I worked as an unpaid intern at Couleecap all last semester, and I cannot speak highly enough of the experience. Couleecap is a great place to volunteer and always has tasks available for those willing to help!
Couleecap is also a fantastic organization that works ceaselessly to help its clients. The staff works tirelessly to aid those in its four-county service area and is incredibly conscientious. They are constantly working to improve their services and how the internal mechanisms of the agency run.
Their programs are diverse and much-needed in the Coulee area. If you're looking for an organization to either volunteer for or donate to, Couleecap is the one. Our area would be far worse off without it.
Review from Guidestar

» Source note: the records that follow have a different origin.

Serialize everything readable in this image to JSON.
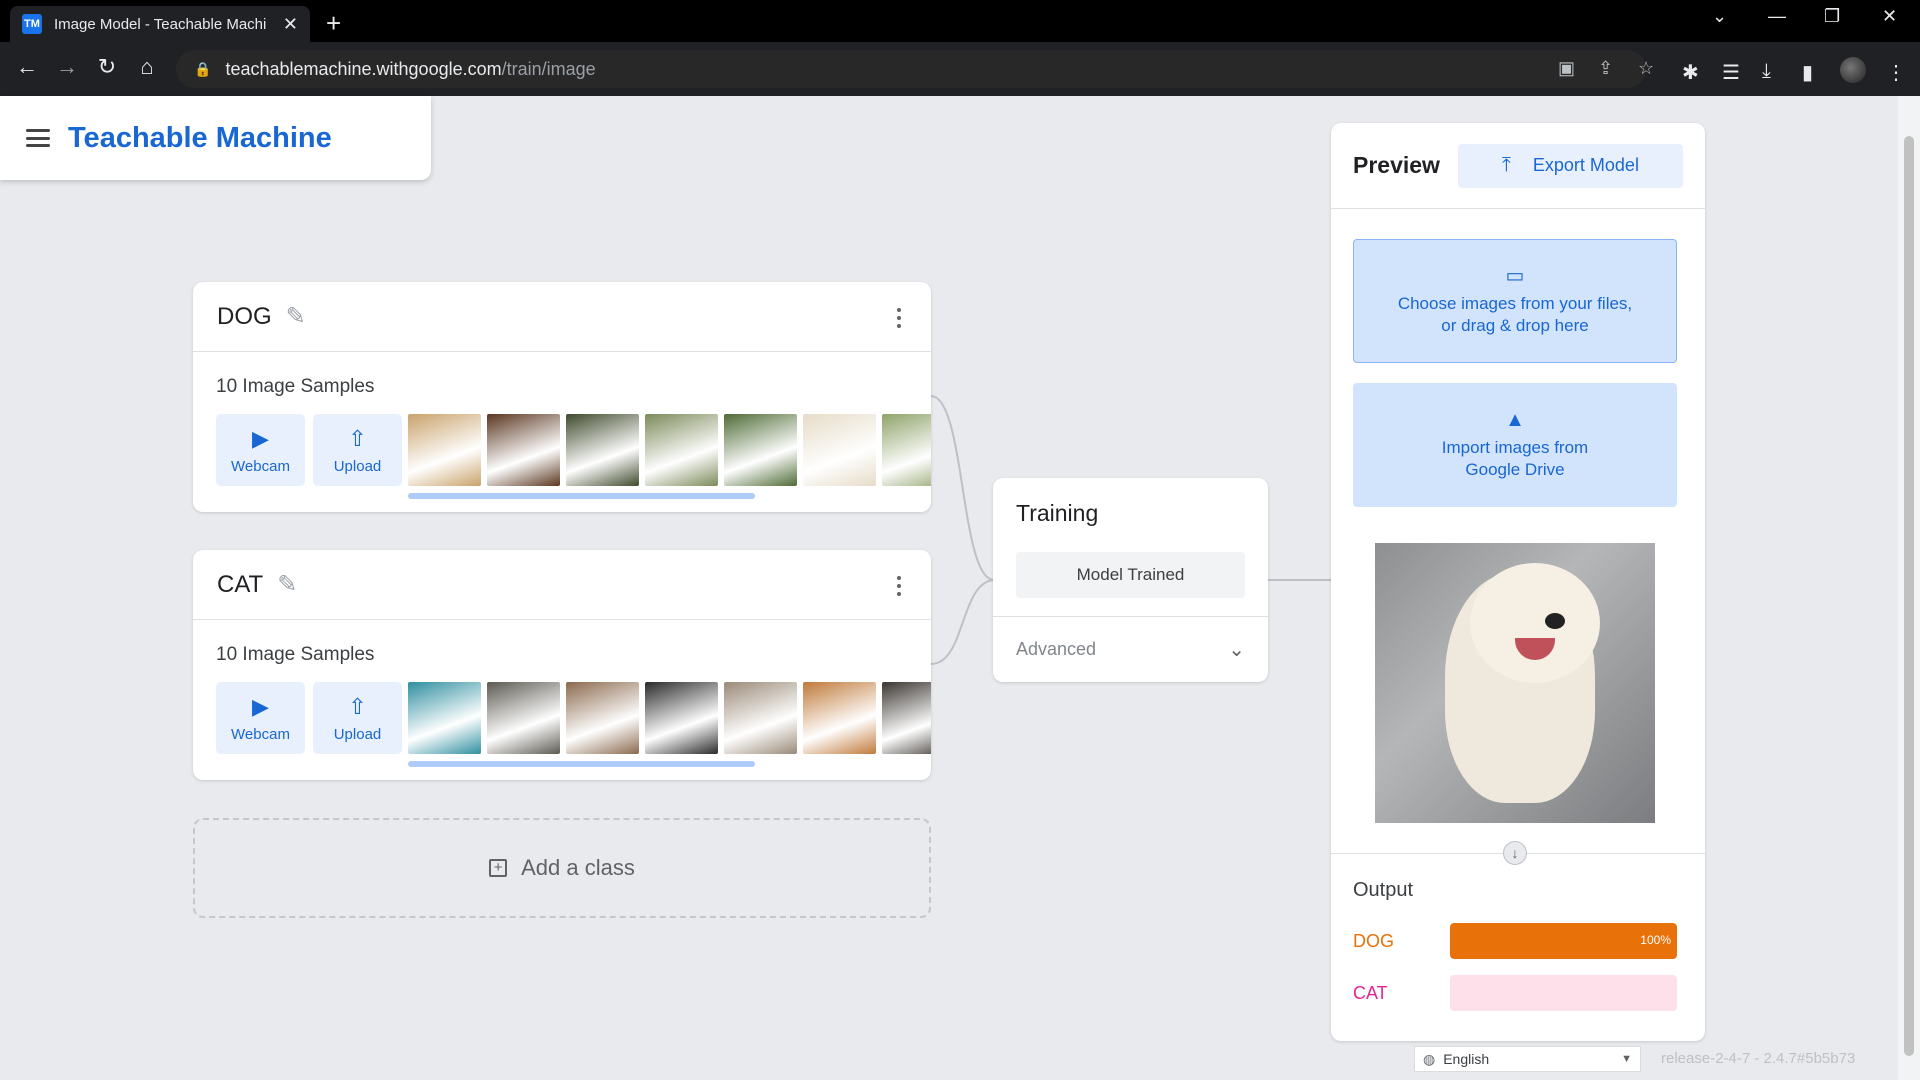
{
  "browser": {
    "tab_title": "Image Model - Teachable Machi",
    "favicon_text": "TM",
    "url_host": "teachablemachine.withgoogle.com",
    "url_path": "/train/image"
  },
  "header": {
    "brand": "Teachable Machine"
  },
  "classes": [
    {
      "name": "DOG",
      "samples_label": "10 Image Samples",
      "webcam_label": "Webcam",
      "upload_label": "Upload",
      "thumb_colors": [
        "#c9a26b",
        "#5a3620",
        "#3f4a2c",
        "#7c8a5a",
        "#4e6b35",
        "#e6dcc8",
        "#8fa36a",
        "#d8c29a"
      ]
    },
    {
      "name": "CAT",
      "samples_label": "10 Image Samples",
      "webcam_label": "Webcam",
      "upload_label": "Upload",
      "thumb_colors": [
        "#2f8fa0",
        "#5c5a52",
        "#8b6a4e",
        "#2a2a2a",
        "#9a8a78",
        "#c07a3a",
        "#3a3530",
        "#b09a86"
      ]
    }
  ],
  "add_class_label": "Add a class",
  "training": {
    "title": "Training",
    "button_label": "Model Trained",
    "advanced_label": "Advanced"
  },
  "preview": {
    "title": "Preview",
    "export_label": "Export Model",
    "choose_files_line1": "Choose images from your files,",
    "choose_files_line2": "or drag & drop here",
    "drive_line1": "Import images from",
    "drive_line2": "Google Drive",
    "output_title": "Output",
    "outputs": [
      {
        "label": "DOG",
        "value": 1.0,
        "pct_text": "100%",
        "color": "#e8710a",
        "track": "#fde7cf"
      },
      {
        "label": "CAT",
        "value": 0.0,
        "pct_text": "",
        "color": "#e52592",
        "track": "#fde0ea"
      }
    ]
  },
  "footer": {
    "language": "English",
    "release": "release-2-4-7 - 2.4.7#5b5b73"
  }
}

I worked at Couleecap Inc. and it was the worst year of my life. Instead of capitalizing on their workers' skills, the tendency of the organization is to rely on the "pay grade" status of it's employees and is rank with rankism.
As no one makes a great deal of money, those in power there hang on to it as a definition of who they are.
In 2010 there was a large turnover of staff, mostly removal of persons who had any ideas that may have been slightly out of the box.
The management system is punitive and unresponsive. There is an entire culture of denial and a reliance on tattle tales and gossip. It is truly the scariest, most gossiping place I have ever encountered.
The organization (mostly the Housing Department,) goes after the funding vigorously, despite their understaffing and true lack of expertise for some of the projects they try to run.
A good example of this was their work in Gays Mills, Wisconsin. The Housing Department took on a project to move the village to higher ground after the devastating floods of 2008 & 2009. The Housing Director and his assistance had never run a program like that, had no construction expertise whatsoever and eventually, after raising the hopes of the village, did not produce anything viable.
It was truly irresponsible.
The management refuses to recognize when supervisors who are unfit treat their employees badly. They just look the other way if that supervisor "produces;" and will not directly deal with that supervisor's inablility to lead.
Review from Guidestar